Standing in that starting corral, with thousands of people in front of me, and hundreds behind me, I should have been super nervous. Like, stomach-flipping, head-tripping nervous. I should have been internally freaking out about the fact that I was about to be tasked with running 13.1 miles – farther than I’ve ever gone.
But, I wasn’t.
I didn’t check my shoelaces. I didn’t think of the enormity of what I was about to do. I didn’t worry about having to pee or getting a cramp or feeling my knee seize up.
And, I think it’s because I just didn’t have time for that business. I had just two-wheeled it into the starting corral with my ridiculously inspirational running buddy, Jessica, after completing one helluva warm-up run. We may have left skid marks, but we didn’t check to be sure.
Yeah. We ran before our run. Which is like cleaning the house before the cleaning lady comes over, right? Or, in my mind, it was more like when boxers spar just enough to break a sweat before their big match.
That was us. A little less Oscar de la Hoya, a little more “Bridget Jones Runs Her First Half Marathon After Misjudging How Far Her Hotel Was From The Start Line.” Like desperate, crazy chicks who were just trying not to miss the half-marathon they’d spent the last six months training for.
Look, it wasn’t by choice. We’re thinking we clocked a couple miles, but it’s hard to measure with any precision when you’re running in between slot machines and dodging tourists offering smart remarks on the Las Vegas strip. Yes, buzzed dude with the loud mouth, we knew the race had already started, and yes, we knew it was on the street – not the sidewalk.
But, we were in a little situation. And our only chance to make the starting line was to double-time it through the crowds, across casino floors and into some random corral we weren’t even assigned to.
It had been a busy day. As we stood awaiting our turn to run, for real, watching the flames come out the top of the starting line with each wave of runners, we were only a couple hours removed from flying across Fremont Street on an epic zipline ride that sent us soaring 12 stories above old-town Las Vegas.

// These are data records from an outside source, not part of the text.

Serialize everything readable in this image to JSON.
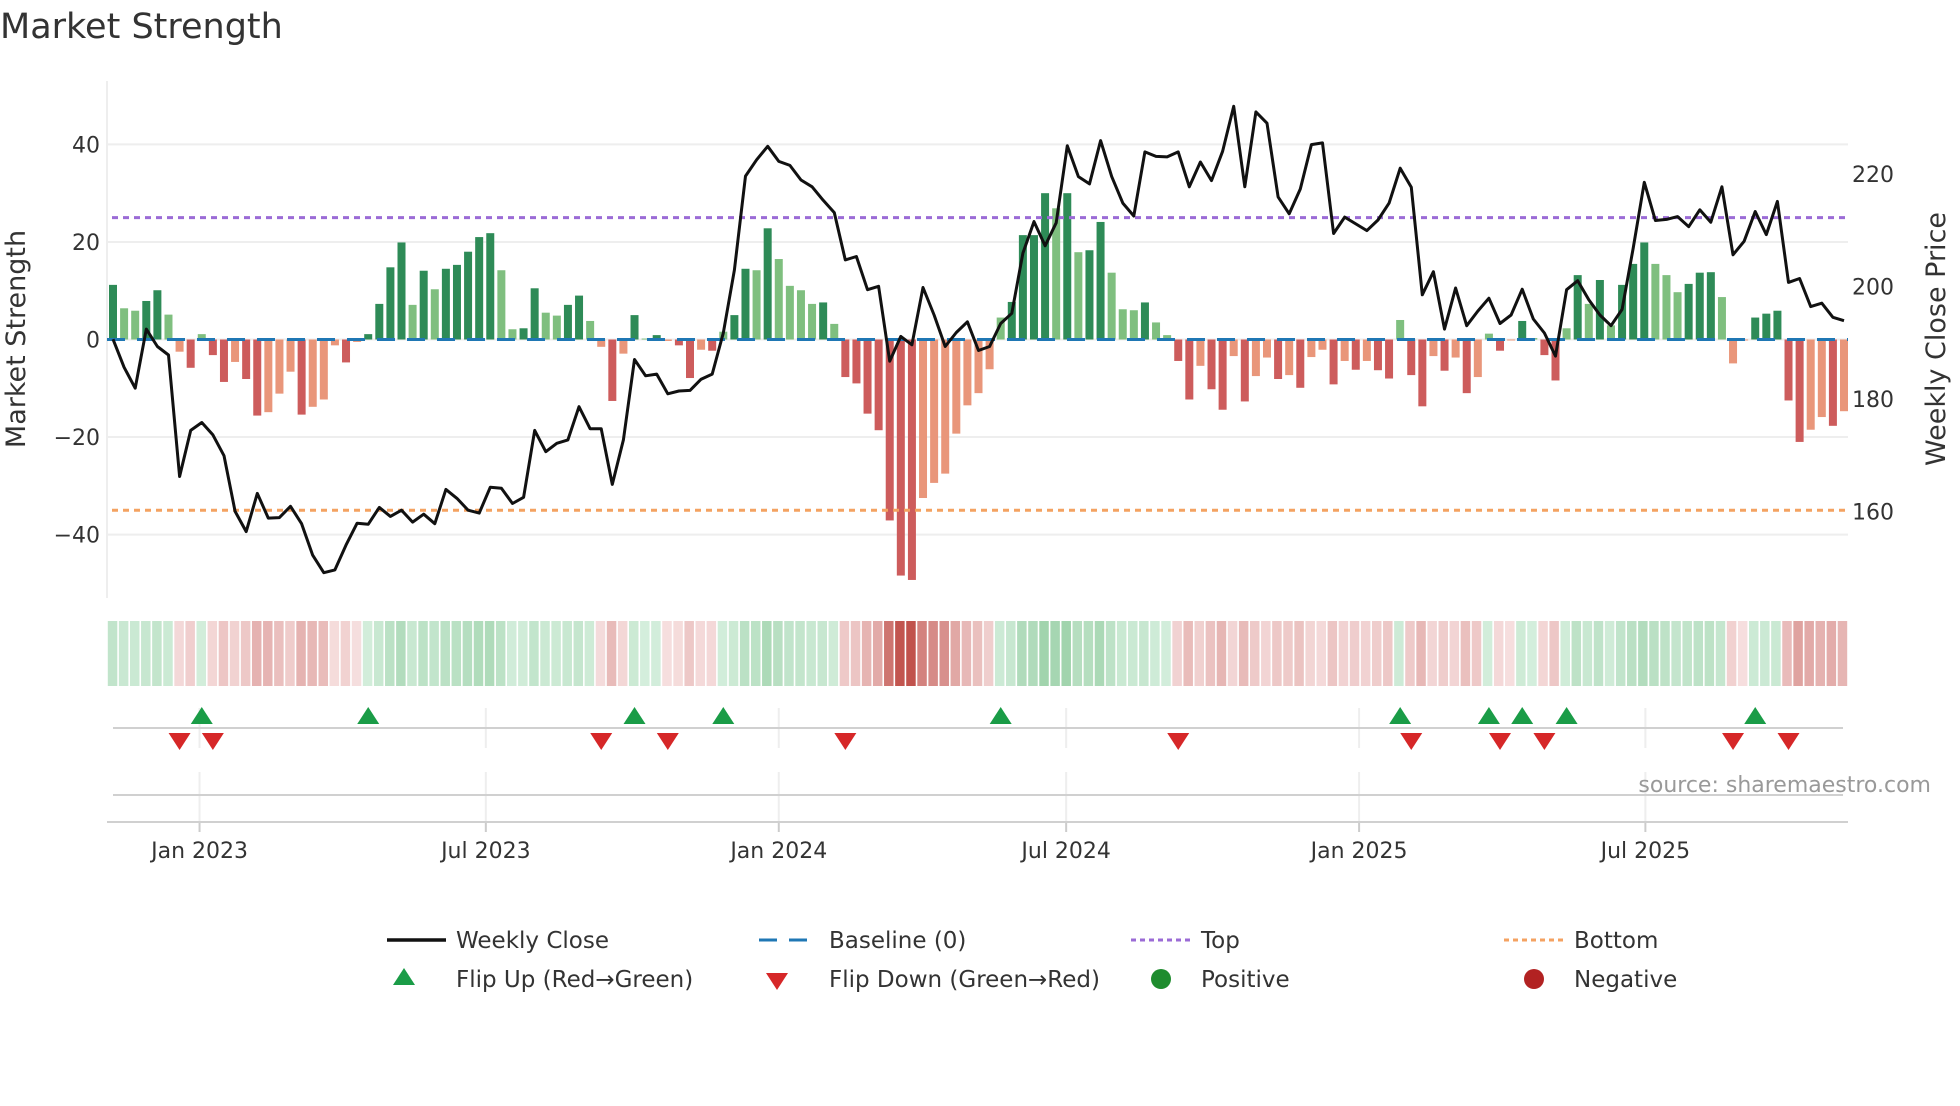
{
  "chart_data": {
    "type": "bar+line",
    "title": "Market Strength",
    "ylabel_left": "Market Strength",
    "ylabel_right": "Weekly Close Price",
    "ylim_left": [
      -53,
      53
    ],
    "ylim_right": [
      144.6,
      236.5
    ],
    "yticks_left": [
      {
        "value": 40,
        "label": "40"
      },
      {
        "value": 20,
        "label": "20"
      },
      {
        "value": 0,
        "label": "0"
      },
      {
        "value": -20,
        "label": "−20"
      },
      {
        "value": -40,
        "label": "−40"
      }
    ],
    "yticks_right": [
      {
        "value": 220,
        "label": "220"
      },
      {
        "value": 200,
        "label": "200"
      },
      {
        "value": 180,
        "label": "180"
      },
      {
        "value": 160,
        "label": "160"
      }
    ],
    "xticks": [
      {
        "week": 7.8,
        "label": "Jan 2023"
      },
      {
        "week": 33.6,
        "label": "Jul 2023"
      },
      {
        "week": 60.0,
        "label": "Jan 2024"
      },
      {
        "week": 85.9,
        "label": "Jul 2024"
      },
      {
        "week": 112.3,
        "label": "Jan 2025"
      },
      {
        "week": 138.1,
        "label": "Jul 2025"
      }
    ],
    "top_level": 25,
    "bottom_level": -35,
    "baseline": 0,
    "grid": true,
    "legend_position": "bottom",
    "strength": [
      11.2,
      6.4,
      5.9,
      7.9,
      10.1,
      5.1,
      -2.5,
      -5.8,
      1.1,
      -3.2,
      -8.7,
      -4.6,
      -8.1,
      -15.6,
      -14.9,
      -11.1,
      -6.6,
      -15.4,
      -13.8,
      -12.3,
      -1.2,
      -4.7,
      -0.5,
      1.1,
      7.3,
      14.8,
      19.9,
      7.1,
      14.1,
      10.3,
      14.5,
      15.3,
      18.0,
      21.0,
      21.8,
      14.2,
      2.1,
      2.3,
      10.5,
      5.5,
      4.9,
      7.1,
      9.0,
      3.8,
      -1.5,
      -12.6,
      -2.9,
      5.0,
      0.2,
      0.9,
      -0.3,
      -1.2,
      -7.9,
      -2.1,
      -2.3,
      1.6,
      5.0,
      14.5,
      14.2,
      22.8,
      16.5,
      11.0,
      10.1,
      7.3,
      7.6,
      3.2,
      -7.7,
      -9.0,
      -15.2,
      -18.6,
      -37.1,
      -48.4,
      -49.3,
      -32.5,
      -29.4,
      -27.5,
      -19.3,
      -13.5,
      -11.0,
      -6.1,
      4.5,
      7.7,
      21.4,
      21.4,
      30.0,
      26.9,
      30.0,
      17.9,
      18.3,
      24.1,
      13.7,
      6.2,
      6.0,
      7.6,
      3.5,
      0.9,
      -4.4,
      -12.3,
      -5.4,
      -10.2,
      -14.4,
      -3.4,
      -12.7,
      -7.5,
      -3.7,
      -8.1,
      -7.3,
      -9.9,
      -3.6,
      -2.1,
      -9.2,
      -4.4,
      -6.2,
      -4.4,
      -6.3,
      -8.0,
      4.0,
      -7.3,
      -13.7,
      -3.4,
      -6.4,
      -3.7,
      -11.0,
      -7.7,
      1.2,
      -2.3,
      -0.2,
      3.8,
      0.3,
      -3.2,
      -8.4,
      2.3,
      13.2,
      7.3,
      12.2,
      2.9,
      11.2,
      15.5,
      19.9,
      15.5,
      13.2,
      9.7,
      11.4,
      13.7,
      13.8,
      8.7,
      -4.9,
      -0.2,
      4.5,
      5.3,
      5.9,
      -12.5,
      -21.0,
      -18.5,
      -15.9,
      -17.7,
      -14.7
    ],
    "close": [
      190.6,
      185.6,
      181.9,
      192.4,
      189.3,
      187.8,
      166.2,
      174.4,
      175.8,
      173.6,
      169.9,
      160.0,
      156.4,
      163.2,
      158.8,
      158.9,
      160.9,
      157.8,
      152.2,
      149.1,
      149.6,
      154.0,
      157.9,
      157.7,
      160.7,
      159.1,
      160.2,
      158.1,
      159.5,
      157.8,
      163.9,
      162.3,
      160.2,
      159.7,
      164.3,
      164.1,
      161.4,
      162.5,
      174.4,
      170.6,
      172.1,
      172.7,
      178.6,
      174.7,
      174.7,
      164.8,
      172.7,
      187.0,
      184.1,
      184.4,
      180.9,
      181.4,
      181.5,
      183.5,
      184.4,
      191.7,
      202.9,
      219.6,
      222.5,
      224.9,
      222.2,
      221.5,
      218.9,
      217.7,
      215.3,
      213.1,
      204.7,
      205.3,
      199.4,
      200.0,
      186.7,
      191.1,
      189.6,
      199.8,
      194.9,
      189.3,
      191.8,
      193.7,
      188.6,
      189.3,
      193.4,
      195.2,
      205.9,
      211.5,
      207.2,
      211.3,
      225.0,
      219.5,
      218.2,
      225.9,
      219.5,
      214.8,
      212.5,
      223.9,
      223.1,
      223.0,
      223.9,
      217.7,
      222.1,
      218.8,
      224.0,
      232.0,
      217.7,
      231.0,
      229.0,
      215.9,
      212.9,
      217.3,
      225.2,
      225.5,
      209.4,
      212.3,
      211.1,
      209.9,
      211.8,
      214.8,
      221.0,
      217.6,
      198.5,
      202.6,
      192.4,
      199.7,
      193.0,
      195.6,
      197.9,
      193.4,
      194.9,
      199.5,
      194.2,
      191.7,
      187.6,
      199.4,
      201.0,
      197.6,
      194.9,
      193.0,
      195.9,
      206.8,
      218.5,
      211.7,
      211.9,
      212.4,
      210.6,
      213.6,
      211.4,
      217.7,
      205.6,
      208.0,
      213.3,
      209.2,
      215.1,
      200.7,
      201.4,
      196.4,
      197.0,
      194.5,
      193.9
    ]
  },
  "colors": {
    "pos_strong": "#2e8b57",
    "pos_weak": "#7fbf7f",
    "neg_strong": "#cd5c5c",
    "neg_weak": "#e9967a",
    "baseline": "#1f77b4",
    "top": "#9b6bd6",
    "bottom": "#f4a261",
    "flip_up": "#1a9c47",
    "flip_down": "#d62728",
    "positive": "#1e8c2e",
    "negative": "#b22222"
  },
  "legend": {
    "weekly_close": "Weekly Close",
    "baseline": "Baseline (0)",
    "top": "Top",
    "bottom": "Bottom",
    "flip_up": "Flip Up (Red→Green)",
    "flip_down": "Flip Down (Green→Red)",
    "positive": "Positive",
    "negative": "Negative"
  },
  "source": "source: sharemaestro.com"
}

The $40 Slotzilla ride was a no-brainer. It promised to send us at up to 40 miles-per-hour, head first, over the crowds below that would look up as we squealed down that line. And it delivered on that promise. I remember laughing so hard as the line tightened, leaving us suspended but waiting to be released. When that door dropped, revealing the decision we just made, I couldn’t not scream.
And, lucky us. Ron snagged the go-pro footage of it all.
At the time, I thought it was the perfect distraction from pre-race jitters. Because, I’m pretty damn jittery before a race. Especially when 40,000 people are involved. At a distance I’ve never done. In a city I don’t know, one that was still recovering from tragedy, its reminders all along the route.
From the security at each intersection, where law enforcement stacked themselves against diagonally-parked city buses. To the #VegasStrong billboards. To the banners where runners stopped to write words of support.
Reminders were everywhere. So, I just didn’t need to get in my head. Not before this run, in this city, with this tragedy in its wake. That zipline was a willing distraction. The pre-run run? Not so much.
But, during that spontaneous warm-up run, Jessica and I kind of became other people. We shed our niceties and started barking. At each other and at hotel staff.
“WHERE’S THE MONORAIL STATION!” I barked two steps inside of Harrah’s at the first employee I saw.
“LISA! OVER HERE.” Jessica barked across the two aisles of slot machines that separated us.
“I CAN’T BELIEVE THIS!” A frustrated exclamation that came from both me and Jessica as we bobbed and weaved through traffic, jogging up escalators and apologizing to tourists who were in no hurry at all.
For good measure, we sprinkled a nice assortment of four-letter words along the way. We couldn’t help it. And it didn’t matter, since we were in a city that allowed a 50-something dude to stand in the great-wide-open wearing only a thong-sling-type thing to cradle his family jewels. We weren’t making anybody blush with our language, that’s for sure.
But, we were inhaling second-hand smoke, running through darkened showrooms, hoping like hell we could find the dang monorail because we needed to make up time, since we had 30 minutes to cover what our map told us would take more than an hour.
As a footnote, it takes nine years to get through a Las Vegas casino. And we were running! We were running fast enough to break a sweat, and it was not warm out that day.
But that sweat only got us ready for the fight, I suppose. Because 13.1 miles ain’t easy. It’s doable, but it’s a challenge. I lucked out and floated through the midway point achieving that coveted runner’s high, but returned to earth as I began to realize how close we were to the finish line, where the snack pack of Pringles tasted like cuisine from the finest restaurant on the planet.
This is the only time I’ll say that, too.
We made it to the start line. We found the finish line. And we have the medals to prove it. Even though those medals only celebrate the half marathon, we both know we put down at least 15.1.
But, don’t people say the adventure is in the journey? Not always the destination? Totally understand that now. Because I’m pretty sure the salt on those Pringles wouldn’t have tasted as decadent without that desperate warm-up run through Harrah’s and New York, New York.